Borel subgroup


Group Theory




Given an algebraic group GG a subgroup BGB\subset G is said to be a Borel subgroup if it is maximal (under inclusion) among all Zariski closed connected solvable subgroups.


They appear to be minimal parabolic subgroups (that is minimal among those PP such that G/PG/P is a projective variety).

All the Borel subgroups are mutually conjugate and the intersection of any two contains a maximal torus in GG.

If the characteristic of the ground field is zero then the tangent Lie algebra of the Borel subgroup BB is “the” Borel subalgebra of the Lie algebra of GG.


The main example is G=GL(n)G = GL(n) or G=SL(n)G = SL(n) where a corresponding Borel subgroup can be taken to be the subgroup B +B^+ of the upper triangular matrices in GG and B B^-, the subgroup of the lower triangular matrices.

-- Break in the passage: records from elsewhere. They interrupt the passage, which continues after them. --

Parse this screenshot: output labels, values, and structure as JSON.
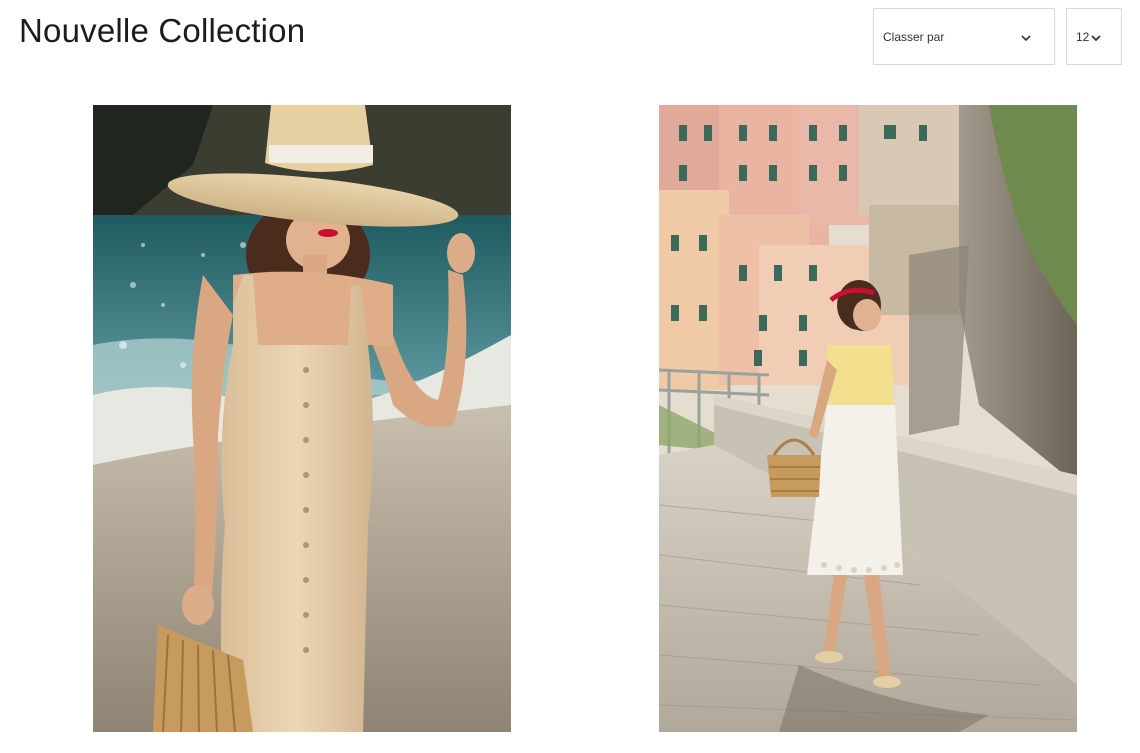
{
  "header": {
    "title": "Nouvelle Collection"
  },
  "controls": {
    "sort": {
      "label": "Classer par"
    },
    "per_page": {
      "value": "12"
    }
  },
  "products": [
    {
      "image": "woman in beige button-front dress and wide straw hat on beach"
    },
    {
      "image": "woman in yellow top and white lace skirt on cliffside walkway"
    }
  ],
  "colors": {
    "border": "#d9d9d9",
    "text": "#1c1c1c"
  }
}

These two subgroups are said to be mutually opposite in the sense that their intersection B +B B^+\cap B^- is precisely the maximal torus, which is in this case the subgroup of the diagonal matrices. If G=SL(n)G = SL(n) the quotient homogeneous spaces SL(n)/BSL(n)/B is called the flag variety and for a general semisimple Lie group GG, G/BG/B is called a generalized flag variety.


Last revised on April 21, 2014 at 22:08:07. See the history of this page for a list of all contributions to it.